### YOUR OBJECTIVE
No image is to be carried over; reproduce the rest of the listing word for word.

START GIVEN INFORMATION

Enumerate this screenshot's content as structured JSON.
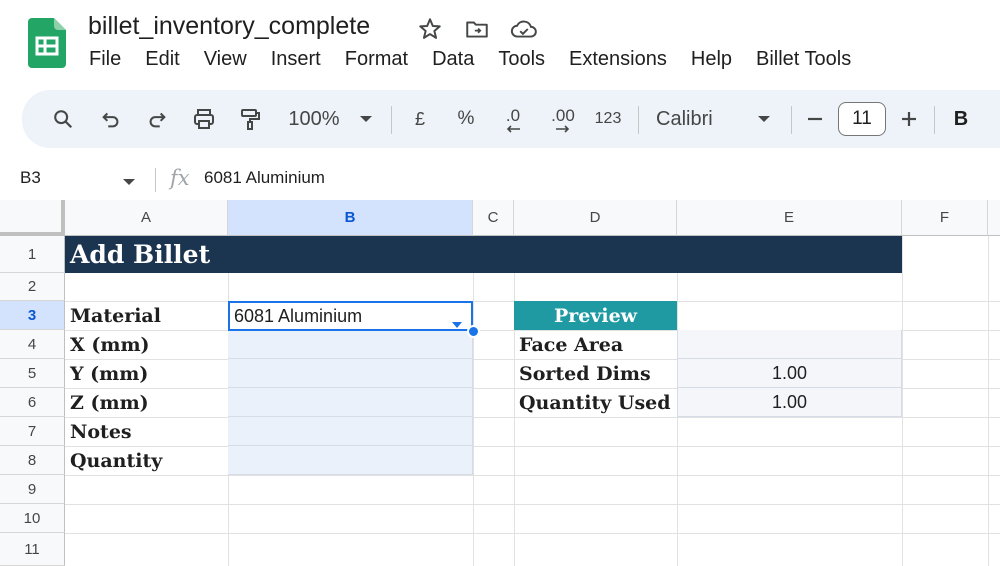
{
  "document": {
    "title": "billet_inventory_complete"
  },
  "menu": [
    "File",
    "Edit",
    "View",
    "Insert",
    "Format",
    "Data",
    "Tools",
    "Extensions",
    "Help",
    "Billet Tools"
  ],
  "toolbar": {
    "zoom": "100%",
    "currency": "£",
    "percent": "%",
    "decrease_decimals": ".0",
    "increase_decimals": ".00",
    "number_format": "123",
    "font": "Calibri",
    "font_size": "11",
    "bold": "B",
    "icons": [
      "search-icon",
      "undo-icon",
      "redo-icon",
      "print-icon",
      "paint-format-icon",
      "chevron-down-icon",
      "minus-icon",
      "plus-icon"
    ]
  },
  "formula_bar": {
    "cell_ref": "B3",
    "fx": "fx",
    "content": "6081 Aluminium"
  },
  "grid": {
    "columns": [
      "A",
      "B",
      "C",
      "D",
      "E",
      "F"
    ],
    "rows": [
      "1",
      "2",
      "3",
      "4",
      "5",
      "6",
      "7",
      "8",
      "9",
      "10",
      "11"
    ],
    "selected_column": "B",
    "selected_row": "3"
  },
  "sheet": {
    "banner": "Add Billet",
    "labels": [
      "Material",
      "X (mm)",
      "Y (mm)",
      "Z (mm)",
      "Notes",
      "Quantity"
    ],
    "material_value": "6081 Aluminium",
    "preview": {
      "header": "Preview",
      "labels": [
        "Face Area",
        "Sorted Dims",
        "Quantity Used"
      ],
      "values": [
        "",
        "1.00",
        "1.00"
      ]
    }
  },
  "colors": {
    "banner_bg": "#1b3450",
    "preview_bg": "#1f9aa3",
    "input_bg": "#eaf1fb",
    "selection": "#1a73e8",
    "logo_green": "#23a566"
  }
}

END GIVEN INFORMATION

### EXPECTED ANSWER
Enumerate this screenshot's content as structured JSON.
{
  "document": {
    "title": "billet_inventory_complete"
  },
  "menu": [
    "File",
    "Edit",
    "View",
    "Insert",
    "Format",
    "Data",
    "Tools",
    "Extensions",
    "Help",
    "Billet Tools"
  ],
  "toolbar": {
    "zoom": "100%",
    "currency": "£",
    "percent": "%",
    "decrease_decimals": ".0",
    "increase_decimals": ".00",
    "number_format": "123",
    "font": "Calibri",
    "font_size": "11",
    "bold": "B",
    "icons": [
      "search-icon",
      "undo-icon",
      "redo-icon",
      "print-icon",
      "paint-format-icon",
      "chevron-down-icon",
      "minus-icon",
      "plus-icon"
    ]
  },
  "formula_bar": {
    "cell_ref": "B3",
    "fx": "fx",
    "content": "6081 Aluminium"
  },
  "grid": {
    "columns": [
      "A",
      "B",
      "C",
      "D",
      "E",
      "F"
    ],
    "rows": [
      "1",
      "2",
      "3",
      "4",
      "5",
      "6",
      "7",
      "8",
      "9",
      "10",
      "11"
    ],
    "selected_column": "B",
    "selected_row": "3"
  },
  "sheet": {
    "banner": "Add Billet",
    "labels": [
      "Material",
      "X (mm)",
      "Y (mm)",
      "Z (mm)",
      "Notes",
      "Quantity"
    ],
    "material_value": "6081 Aluminium",
    "preview": {
      "header": "Preview",
      "labels": [
        "Face Area",
        "Sorted Dims",
        "Quantity Used"
      ],
      "values": [
        "",
        "1.00",
        "1.00"
      ]
    }
  },
  "colors": {
    "banner_bg": "#1b3450",
    "preview_bg": "#1f9aa3",
    "input_bg": "#eaf1fb",
    "selection": "#1a73e8",
    "logo_green": "#23a566"
  }
}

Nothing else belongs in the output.